And as for Governor Walker — this is just the (n)th over determination of the fact that his attack on public unions has nothing to do with underlying issues of state finance.
Rather, it is both malign — an attempt to complete the transfer of wealth from the middle to the affluent begun with the recent tax cuts he championed — and dumb, another way to undermine the state’s economy in the midst of recession, according to an analysis by the Institute for Wisconsin’s Future.
Is there a better way?
Kochan thinks so.
Given that the evidence seems to me to be overwhelming that the GOP both in Wisconsin and nationwide does not actually seek ways to govern well, such optimism could be dismissed as feckless idealism, yet one more out-of-touch professor’s dream of the way things ought to work in a world that we do not inhabit.
Except for this: Kochan has just recently completed his participation in what any observer of Massachusetts politics would have told you is impossible: to secure a policy and employment practice (and pay) bargain in the context of a merger of six state agencies and a bunch of unions and contracts. (see the linked op-ed. for a bit more on this).

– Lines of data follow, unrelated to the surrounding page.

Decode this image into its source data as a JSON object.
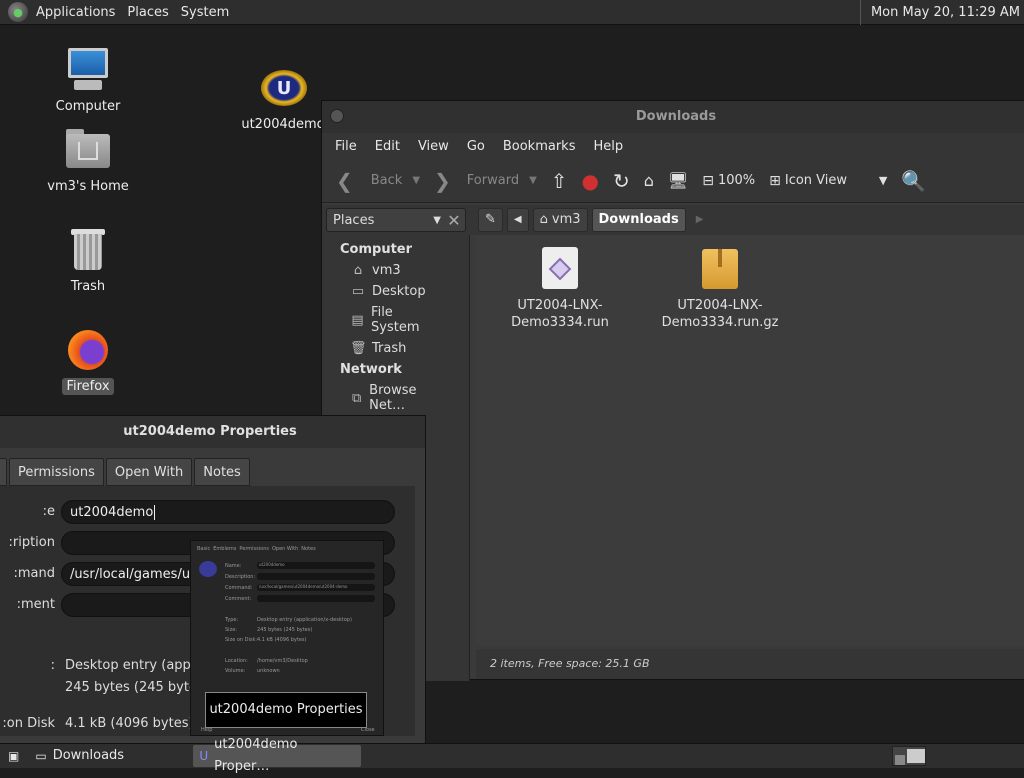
{
  "topbar": {
    "menus": [
      "Applications",
      "Places",
      "System"
    ],
    "clock": "Mon May 20, 11:29 AM"
  },
  "desktop": {
    "icons": [
      {
        "label": "Computer",
        "icon": "computer-icon"
      },
      {
        "label": "vm3's Home",
        "icon": "home-folder-icon"
      },
      {
        "label": "Trash",
        "icon": "trash-icon"
      },
      {
        "label": "Firefox",
        "icon": "firefox-icon"
      },
      {
        "label": "ut2004demo",
        "icon": "ut2004-icon"
      }
    ]
  },
  "file_manager": {
    "title": "Downloads",
    "menu": [
      "File",
      "Edit",
      "View",
      "Go",
      "Bookmarks",
      "Help"
    ],
    "toolbar": {
      "back": "Back",
      "forward": "Forward",
      "zoom": "100%",
      "view_mode": "Icon View"
    },
    "side_pane_label": "Places",
    "breadcrumb": [
      "vm3",
      "Downloads"
    ],
    "sidebar": {
      "computer_header": "Computer",
      "computer_items": [
        "vm3",
        "Desktop",
        "File System",
        "Trash"
      ],
      "network_header": "Network",
      "network_items": [
        "Browse Net…"
      ]
    },
    "files": [
      {
        "line1": "UT2004-LNX-",
        "line2": "Demo3334.run"
      },
      {
        "line1": "UT2004-LNX-",
        "line2": "Demo3334.run.gz"
      }
    ],
    "status": "2 items, Free space: 25.1 GB"
  },
  "properties": {
    "title": "ut2004demo Properties",
    "tabs": [
      "Permissions",
      "Open With",
      "Notes"
    ],
    "fields": {
      "name_label": "e:",
      "name_value": "ut2004demo",
      "description_label": "ription:",
      "description_value": "",
      "command_label": "mand:",
      "command_value": "/usr/local/games/ut2",
      "comment_label": "ment:",
      "comment_value": "",
      "type_label": ":",
      "type_value": "Desktop entry (applic",
      "size_value": "245 bytes (245 bytes)",
      "disk_label": "on Disk:",
      "disk_value": "4.1 kB (4096 bytes)"
    }
  },
  "thumbnail": {
    "tabs": [
      "Basic",
      "Emblems",
      "Permissions",
      "Open With",
      "Notes"
    ],
    "rows": [
      "Name:",
      "Description:",
      "Command:",
      "Comment:",
      "Type:",
      "Size:",
      "Size on Disk:",
      "Location:",
      "Volume:"
    ],
    "values": [
      "ut2004demo",
      "/usr/local/games/ut2004demo/ut2004-demo",
      "Desktop entry (application/x-desktop)",
      "245 bytes (245 bytes)",
      "4.1 kB (4096 bytes)",
      "/home/vm3/Desktop",
      "unknown"
    ],
    "buttons": [
      "Help",
      "Close"
    ]
  },
  "tooltip": "ut2004demo Properties",
  "taskbar": {
    "items": [
      "Downloads",
      "ut2004demo Proper…"
    ]
  }
}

It can be done, in other words — though only if the parties recognize some common interest. Here’s Kochan’s thumbnail sketch of what Wisconsin could do (were it only governed by grownups — which is my snark, not that of my far more genial and patient colleague):

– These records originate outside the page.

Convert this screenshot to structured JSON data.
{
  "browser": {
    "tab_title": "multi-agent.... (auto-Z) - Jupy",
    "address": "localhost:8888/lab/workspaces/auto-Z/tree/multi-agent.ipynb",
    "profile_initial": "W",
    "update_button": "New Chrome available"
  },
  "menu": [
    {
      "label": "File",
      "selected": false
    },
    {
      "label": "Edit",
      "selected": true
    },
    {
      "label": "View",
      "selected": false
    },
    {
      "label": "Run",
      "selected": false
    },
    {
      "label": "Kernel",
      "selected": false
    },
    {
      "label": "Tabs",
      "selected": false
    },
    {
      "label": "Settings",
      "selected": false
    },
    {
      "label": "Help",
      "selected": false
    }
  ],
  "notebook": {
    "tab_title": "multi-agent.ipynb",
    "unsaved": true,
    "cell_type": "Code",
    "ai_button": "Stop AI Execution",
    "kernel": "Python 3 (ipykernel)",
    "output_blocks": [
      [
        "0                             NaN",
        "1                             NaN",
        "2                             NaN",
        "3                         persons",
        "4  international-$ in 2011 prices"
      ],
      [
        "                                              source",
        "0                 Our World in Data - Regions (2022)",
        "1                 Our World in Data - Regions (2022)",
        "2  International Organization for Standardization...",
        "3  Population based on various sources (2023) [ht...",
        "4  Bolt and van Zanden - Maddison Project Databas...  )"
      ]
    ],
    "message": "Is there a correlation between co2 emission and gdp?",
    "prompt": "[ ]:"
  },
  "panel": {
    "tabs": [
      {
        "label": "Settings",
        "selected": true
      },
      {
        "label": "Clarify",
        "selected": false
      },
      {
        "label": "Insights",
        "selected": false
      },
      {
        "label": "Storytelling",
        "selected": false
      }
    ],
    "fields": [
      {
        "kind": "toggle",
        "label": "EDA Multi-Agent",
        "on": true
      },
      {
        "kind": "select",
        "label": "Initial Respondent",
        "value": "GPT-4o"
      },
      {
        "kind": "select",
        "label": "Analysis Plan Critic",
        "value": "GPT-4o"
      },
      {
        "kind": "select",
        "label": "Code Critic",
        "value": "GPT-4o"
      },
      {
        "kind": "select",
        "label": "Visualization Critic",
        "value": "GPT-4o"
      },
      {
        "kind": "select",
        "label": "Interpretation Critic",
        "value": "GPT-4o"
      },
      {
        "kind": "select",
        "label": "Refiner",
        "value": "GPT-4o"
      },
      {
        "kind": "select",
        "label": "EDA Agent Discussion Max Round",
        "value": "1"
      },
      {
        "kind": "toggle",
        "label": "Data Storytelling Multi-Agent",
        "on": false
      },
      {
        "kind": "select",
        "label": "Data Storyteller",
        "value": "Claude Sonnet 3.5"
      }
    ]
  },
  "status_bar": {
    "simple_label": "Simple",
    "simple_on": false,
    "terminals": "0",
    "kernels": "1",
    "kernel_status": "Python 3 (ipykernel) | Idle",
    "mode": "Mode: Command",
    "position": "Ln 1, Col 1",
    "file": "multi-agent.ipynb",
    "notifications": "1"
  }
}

1. Get the facts right and communicate them to the public. Create an expert panel to document and generate options for addressing your pension and health care issues. Have this panel report within three months.

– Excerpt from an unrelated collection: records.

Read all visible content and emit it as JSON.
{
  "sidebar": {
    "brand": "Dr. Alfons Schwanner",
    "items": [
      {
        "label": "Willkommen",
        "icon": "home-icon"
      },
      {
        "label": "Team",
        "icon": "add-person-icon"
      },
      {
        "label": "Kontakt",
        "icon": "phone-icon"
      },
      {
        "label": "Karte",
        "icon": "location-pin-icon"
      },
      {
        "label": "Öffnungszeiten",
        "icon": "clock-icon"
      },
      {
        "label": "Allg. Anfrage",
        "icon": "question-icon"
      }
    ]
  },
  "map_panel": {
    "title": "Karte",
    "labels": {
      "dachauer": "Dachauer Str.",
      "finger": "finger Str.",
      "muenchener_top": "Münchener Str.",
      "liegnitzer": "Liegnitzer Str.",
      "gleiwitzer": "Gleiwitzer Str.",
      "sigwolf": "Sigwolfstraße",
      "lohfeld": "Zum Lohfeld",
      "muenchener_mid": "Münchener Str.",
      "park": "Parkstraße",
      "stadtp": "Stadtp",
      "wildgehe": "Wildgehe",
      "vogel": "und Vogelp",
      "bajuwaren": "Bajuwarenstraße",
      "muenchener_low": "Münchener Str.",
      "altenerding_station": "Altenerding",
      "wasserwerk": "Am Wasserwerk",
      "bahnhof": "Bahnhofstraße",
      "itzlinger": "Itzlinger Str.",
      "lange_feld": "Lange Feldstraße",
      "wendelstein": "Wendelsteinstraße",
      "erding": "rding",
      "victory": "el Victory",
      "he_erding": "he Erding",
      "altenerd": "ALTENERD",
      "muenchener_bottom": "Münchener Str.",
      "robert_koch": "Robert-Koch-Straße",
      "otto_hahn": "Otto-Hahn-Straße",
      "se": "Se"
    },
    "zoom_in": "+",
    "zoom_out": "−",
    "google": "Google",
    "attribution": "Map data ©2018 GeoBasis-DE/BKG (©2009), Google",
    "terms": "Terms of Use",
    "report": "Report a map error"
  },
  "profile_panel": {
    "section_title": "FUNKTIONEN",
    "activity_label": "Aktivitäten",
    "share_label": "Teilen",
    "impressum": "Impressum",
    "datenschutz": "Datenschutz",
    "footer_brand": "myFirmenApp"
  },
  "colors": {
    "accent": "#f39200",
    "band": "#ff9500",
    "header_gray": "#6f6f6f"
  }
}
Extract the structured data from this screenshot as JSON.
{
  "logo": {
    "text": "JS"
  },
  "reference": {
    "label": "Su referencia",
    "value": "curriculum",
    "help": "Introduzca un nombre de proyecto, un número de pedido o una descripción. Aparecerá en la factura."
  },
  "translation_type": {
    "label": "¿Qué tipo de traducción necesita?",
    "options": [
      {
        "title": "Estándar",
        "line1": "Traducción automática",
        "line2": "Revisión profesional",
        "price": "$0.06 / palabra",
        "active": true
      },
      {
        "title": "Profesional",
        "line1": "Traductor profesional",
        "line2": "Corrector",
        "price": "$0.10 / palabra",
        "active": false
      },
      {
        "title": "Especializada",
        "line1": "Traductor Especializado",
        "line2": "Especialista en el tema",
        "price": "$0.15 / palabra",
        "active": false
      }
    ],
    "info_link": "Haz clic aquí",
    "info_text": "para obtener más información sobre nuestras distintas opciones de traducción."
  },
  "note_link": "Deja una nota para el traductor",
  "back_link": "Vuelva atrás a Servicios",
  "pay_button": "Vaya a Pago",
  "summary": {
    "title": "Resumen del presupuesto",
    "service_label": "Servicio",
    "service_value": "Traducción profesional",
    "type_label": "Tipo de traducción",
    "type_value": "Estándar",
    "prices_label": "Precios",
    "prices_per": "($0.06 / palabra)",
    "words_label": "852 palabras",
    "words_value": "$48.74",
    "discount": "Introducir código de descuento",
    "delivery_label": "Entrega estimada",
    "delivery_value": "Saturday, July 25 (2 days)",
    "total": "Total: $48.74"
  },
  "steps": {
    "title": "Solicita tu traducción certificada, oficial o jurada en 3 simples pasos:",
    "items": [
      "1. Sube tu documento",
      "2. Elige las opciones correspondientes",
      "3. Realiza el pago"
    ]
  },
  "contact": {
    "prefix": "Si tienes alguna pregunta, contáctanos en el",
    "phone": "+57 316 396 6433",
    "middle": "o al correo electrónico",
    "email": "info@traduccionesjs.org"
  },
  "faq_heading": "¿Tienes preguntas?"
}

2. Use these findings as inputs into your own “Grand Bargain” by bringing together state officials, representatives of all public sector unions, and neutral facilitators experienced in interest-based negotiations (you have some of the best in the country living in Wisconsin) and instruct them to negotiate solutions to the problems and to communicate their solutions to the public.
3. Use the lessons learned from this experience to carry out an evidence-based analysis of how to modernize the state’s public sector bargaining statute to fit the needs of today’s more transparent and financially strapped environment. That approach worked well before — a similar expert panel provided the ideas that were enacted into Wisconsin’s public sector statute in 1962. You can do it again, and if you do Wisconsin will again lead the nation in the practical, forward-looking problem solving that us ex-Wisconsinites brag about almost as much as we brag about the Packers.
I’m beginning to get the sense that some real buyer’s remorse is sinking in over in Packerland.
I certainly hope so. For this isn’t just a battle about unions and worker’s rights and futures — though it certainly is all of that. But layered over those battles is the big one: does the idea of a social contract stand a chance in America anymore? If not, then it’s decline and fall time, I’m fearing: the cocktail that Gov. Walker is mixing for Wisconsin — more income inequality (and lives made harder to live) and less wealth overall in the long term — is the bitter cup the rest of us will taste soon enough.
*It’s certainly true you can get local exceptions like the notorious Vallejo public safety contracts implicated in that city’s bankruptcy in 2008. But nationwide, the numbers are clear. Just to anticipate the use of data points like that coming from this one badly run small city, the old trick of pulling out the extreme tail of a distribution and deeming it typical is effective in media terms; it’s a disgraceful and stupid way to make policy.
Images: Rembrandt van Rijn, An Elderly Woman (in widow’s dress and black gloves), 1632-1635
William Hogarth, Marriage à la Mode (No. 2), c. 1743